[INPUT DATA]

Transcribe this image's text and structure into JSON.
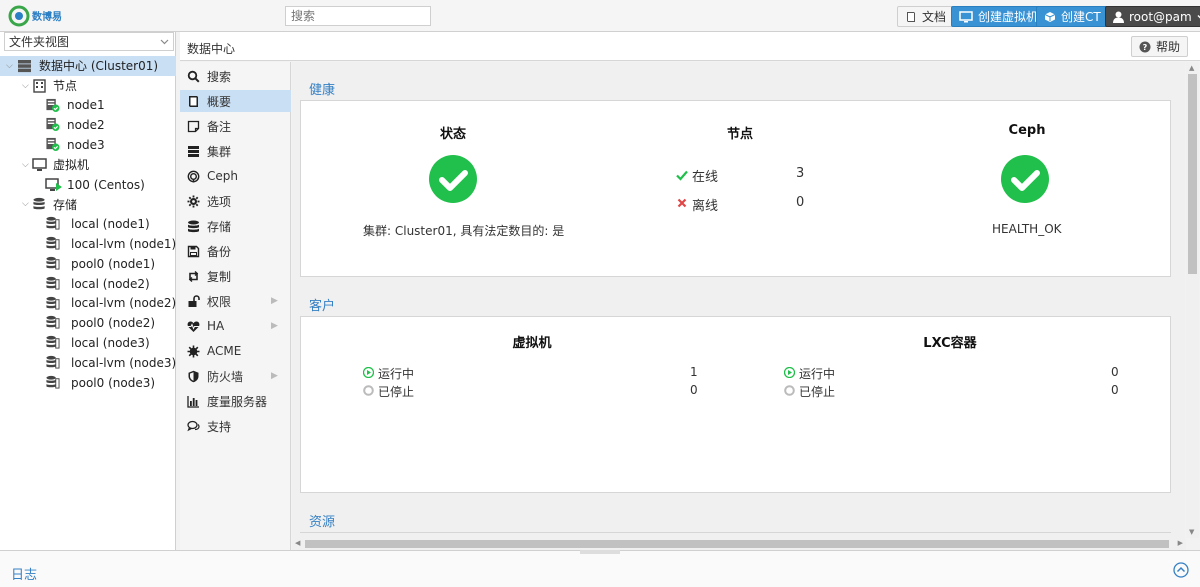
{
  "topbar": {
    "logo_text": "数博易",
    "search_placeholder": "搜索",
    "docs_label": "文档",
    "create_vm_label": "创建虚拟机",
    "create_ct_label": "创建CT",
    "user_label": "root@pam"
  },
  "tree": {
    "view_selector": "文件夹视图",
    "items": [
      {
        "label": "数据中心 (Cluster01)"
      },
      {
        "label": "节点"
      },
      {
        "label": "node1"
      },
      {
        "label": "node2"
      },
      {
        "label": "node3"
      },
      {
        "label": "虚拟机"
      },
      {
        "label": "100 (Centos)"
      },
      {
        "label": "存储"
      },
      {
        "label": "local (node1)"
      },
      {
        "label": "local-lvm (node1)"
      },
      {
        "label": "pool0 (node1)"
      },
      {
        "label": "local (node2)"
      },
      {
        "label": "local-lvm (node2)"
      },
      {
        "label": "pool0 (node2)"
      },
      {
        "label": "local (node3)"
      },
      {
        "label": "local-lvm (node3)"
      },
      {
        "label": "pool0 (node3)"
      }
    ]
  },
  "content_header": {
    "title": "数据中心",
    "help_label": "帮助"
  },
  "menu": {
    "items": [
      {
        "label": "搜索"
      },
      {
        "label": "概要"
      },
      {
        "label": "备注"
      },
      {
        "label": "集群"
      },
      {
        "label": "Ceph"
      },
      {
        "label": "选项"
      },
      {
        "label": "存储"
      },
      {
        "label": "备份"
      },
      {
        "label": "复制"
      },
      {
        "label": "权限"
      },
      {
        "label": "HA"
      },
      {
        "label": "ACME"
      },
      {
        "label": "防火墙"
      },
      {
        "label": "度量服务器"
      },
      {
        "label": "支持"
      }
    ]
  },
  "health": {
    "section_title": "健康",
    "status_title": "状态",
    "status_text": "集群: Cluster01, 具有法定数目的: 是",
    "nodes_title": "节点",
    "online_label": "在线",
    "online_count": "3",
    "offline_label": "离线",
    "offline_count": "0",
    "ceph_title": "Ceph",
    "ceph_status": "HEALTH_OK"
  },
  "guests": {
    "section_title": "客户",
    "vm_title": "虚拟机",
    "vm_running_label": "运行中",
    "vm_running": "1",
    "vm_stopped_label": "已停止",
    "vm_stopped": "0",
    "lxc_title": "LXC容器",
    "lxc_running_label": "运行中",
    "lxc_running": "0",
    "lxc_stopped_label": "已停止",
    "lxc_stopped": "0"
  },
  "resources": {
    "section_title": "资源"
  },
  "footer": {
    "log_label": "日志"
  },
  "colors": {
    "accent": "#3892d4",
    "success": "#21bf4b",
    "selection": "#c9dff4"
  }
}
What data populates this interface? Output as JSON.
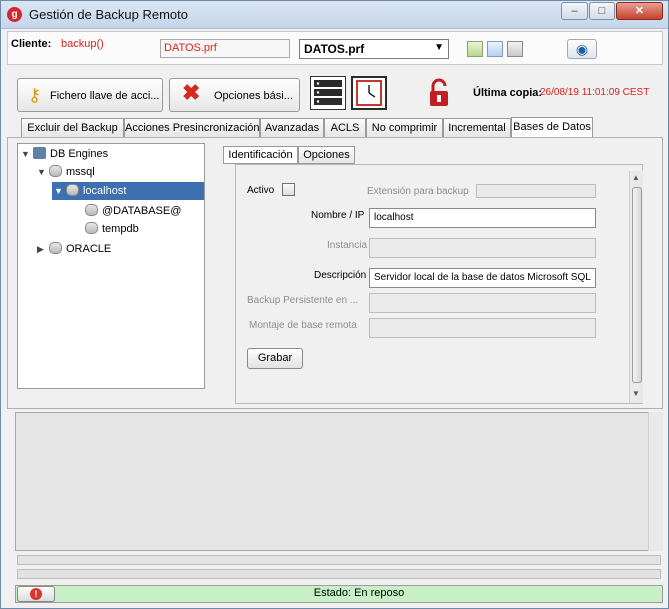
{
  "window": {
    "title": "Gestión de Backup Remoto",
    "minimize": "–",
    "maximize": "□",
    "close": "✕"
  },
  "client": {
    "label": "Cliente:",
    "value": "backup()",
    "file_field": "DATOS.prf",
    "profile_select": "DATOS.prf"
  },
  "toolbar": {
    "key_file_button": "Fichero llave de acci...",
    "basic_options_button": "Opciones bási...",
    "last_copy_label": "Última copia:",
    "last_copy_value": "26/08/19 11:01:09 CEST"
  },
  "tabs": [
    {
      "label": "Excluir del Backup",
      "active": false
    },
    {
      "label": "Acciones Presincronización",
      "active": false
    },
    {
      "label": "Avanzadas",
      "active": false
    },
    {
      "label": "ACLS",
      "active": false
    },
    {
      "label": "No comprimir",
      "active": false
    },
    {
      "label": "Incremental",
      "active": false
    },
    {
      "label": "Bases de Datos",
      "active": true
    }
  ],
  "tree": {
    "items": [
      {
        "label": "DB Engines",
        "expander": "▼"
      },
      {
        "label": "mssql",
        "expander": "▼"
      },
      {
        "label": "localhost",
        "expander": "▼",
        "selected": true
      },
      {
        "label": "@DATABASE@",
        "expander": ""
      },
      {
        "label": "tempdb",
        "expander": ""
      },
      {
        "label": "ORACLE",
        "expander": "▶"
      }
    ]
  },
  "subtabs": [
    {
      "label": "Identificación",
      "active": true
    },
    {
      "label": "Opciones",
      "active": false
    }
  ],
  "form": {
    "activo_label": "Activo",
    "extension_label": "Extensión para backup",
    "extension_value": "",
    "nombre_label": "Nombre / IP",
    "nombre_value": "localhost",
    "instancia_label": "Instancia",
    "instancia_value": "",
    "descripcion_label": "Descripción",
    "descripcion_value": "Servidor local de la base de datos Microsoft SQL",
    "backup_persistente_label": "Backup Persistente en ...",
    "backup_persistente_value": "",
    "montaje_label": "Montaje de base remota",
    "montaje_value": "",
    "grabar_button": "Grabar"
  },
  "status": {
    "text": "Estado: En reposo",
    "alert_symbol": "!"
  },
  "colors": {
    "accent_red": "#e0201c",
    "status_green": "#c7f0c6",
    "selection_blue": "#3e6fb1"
  }
}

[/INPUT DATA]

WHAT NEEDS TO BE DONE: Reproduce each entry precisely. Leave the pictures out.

EXERCISE OUTPUT:
Transcribe this image's text and structure into JSON.
{
  "topbar": {
    "logo_text": "数博易",
    "search_placeholder": "搜索",
    "docs_label": "文档",
    "create_vm_label": "创建虚拟机",
    "create_ct_label": "创建CT",
    "user_label": "root@pam"
  },
  "tree": {
    "view_selector": "文件夹视图",
    "items": [
      {
        "label": "数据中心 (Cluster01)"
      },
      {
        "label": "节点"
      },
      {
        "label": "node1"
      },
      {
        "label": "node2"
      },
      {
        "label": "node3"
      },
      {
        "label": "虚拟机"
      },
      {
        "label": "100 (Centos)"
      },
      {
        "label": "存储"
      },
      {
        "label": "local (node1)"
      },
      {
        "label": "local-lvm (node1)"
      },
      {
        "label": "pool0 (node1)"
      },
      {
        "label": "local (node2)"
      },
      {
        "label": "local-lvm (node2)"
      },
      {
        "label": "pool0 (node2)"
      },
      {
        "label": "local (node3)"
      },
      {
        "label": "local-lvm (node3)"
      },
      {
        "label": "pool0 (node3)"
      }
    ]
  },
  "content_header": {
    "title": "数据中心",
    "help_label": "帮助"
  },
  "menu": {
    "items": [
      {
        "label": "搜索"
      },
      {
        "label": "概要"
      },
      {
        "label": "备注"
      },
      {
        "label": "集群"
      },
      {
        "label": "Ceph"
      },
      {
        "label": "选项"
      },
      {
        "label": "存储"
      },
      {
        "label": "备份"
      },
      {
        "label": "复制"
      },
      {
        "label": "权限"
      },
      {
        "label": "HA"
      },
      {
        "label": "ACME"
      },
      {
        "label": "防火墙"
      },
      {
        "label": "度量服务器"
      },
      {
        "label": "支持"
      }
    ]
  },
  "health": {
    "section_title": "健康",
    "status_title": "状态",
    "status_text": "集群: Cluster01, 具有法定数目的: 是",
    "nodes_title": "节点",
    "online_label": "在线",
    "online_count": "3",
    "offline_label": "离线",
    "offline_count": "0",
    "ceph_title": "Ceph",
    "ceph_status": "HEALTH_OK"
  },
  "guests": {
    "section_title": "客户",
    "vm_title": "虚拟机",
    "vm_running_label": "运行中",
    "vm_running": "1",
    "vm_stopped_label": "已停止",
    "vm_stopped": "0",
    "lxc_title": "LXC容器",
    "lxc_running_label": "运行中",
    "lxc_running": "0",
    "lxc_stopped_label": "已停止",
    "lxc_stopped": "0"
  },
  "resources": {
    "section_title": "资源"
  },
  "footer": {
    "log_label": "日志"
  },
  "colors": {
    "accent": "#3892d4",
    "success": "#21bf4b",
    "selection": "#c9dff4"
  }
}
What data populates this interface? Output as JSON.
{
  "window": {
    "title": "Gestión de Backup Remoto",
    "minimize": "–",
    "maximize": "□",
    "close": "✕"
  },
  "client": {
    "label": "Cliente:",
    "value": "backup()",
    "file_field": "DATOS.prf",
    "profile_select": "DATOS.prf"
  },
  "toolbar": {
    "key_file_button": "Fichero llave de acci...",
    "basic_options_button": "Opciones bási...",
    "last_copy_label": "Última copia:",
    "last_copy_value": "26/08/19 11:01:09 CEST"
  },
  "tabs": [
    {
      "label": "Excluir del Backup",
      "active": false
    },
    {
      "label": "Acciones Presincronización",
      "active": false
    },
    {
      "label": "Avanzadas",
      "active": false
    },
    {
      "label": "ACLS",
      "active": false
    },
    {
      "label": "No comprimir",
      "active": false
    },
    {
      "label": "Incremental",
      "active": false
    },
    {
      "label": "Bases de Datos",
      "active": true
    }
  ],
  "tree": {
    "items": [
      {
        "label": "DB Engines",
        "expander": "▼"
      },
      {
        "label": "mssql",
        "expander": "▼"
      },
      {
        "label": "localhost",
        "expander": "▼",
        "selected": true
      },
      {
        "label": "@DATABASE@",
        "expander": ""
      },
      {
        "label": "tempdb",
        "expander": ""
      },
      {
        "label": "ORACLE",
        "expander": "▶"
      }
    ]
  },
  "subtabs": [
    {
      "label": "Identificación",
      "active": true
    },
    {
      "label": "Opciones",
      "active": false
    }
  ],
  "form": {
    "activo_label": "Activo",
    "extension_label": "Extensión para backup",
    "extension_value": "",
    "nombre_label": "Nombre / IP",
    "nombre_value": "localhost",
    "instancia_label": "Instancia",
    "instancia_value": "",
    "descripcion_label": "Descripción",
    "descripcion_value": "Servidor local de la base de datos Microsoft SQL",
    "backup_persistente_label": "Backup Persistente en ...",
    "backup_persistente_value": "",
    "montaje_label": "Montaje de base remota",
    "montaje_value": "",
    "grabar_button": "Grabar"
  },
  "status": {
    "text": "Estado: En reposo",
    "alert_symbol": "!"
  },
  "colors": {
    "accent_red": "#e0201c",
    "status_green": "#c7f0c6",
    "selection_blue": "#3e6fb1"
  }
}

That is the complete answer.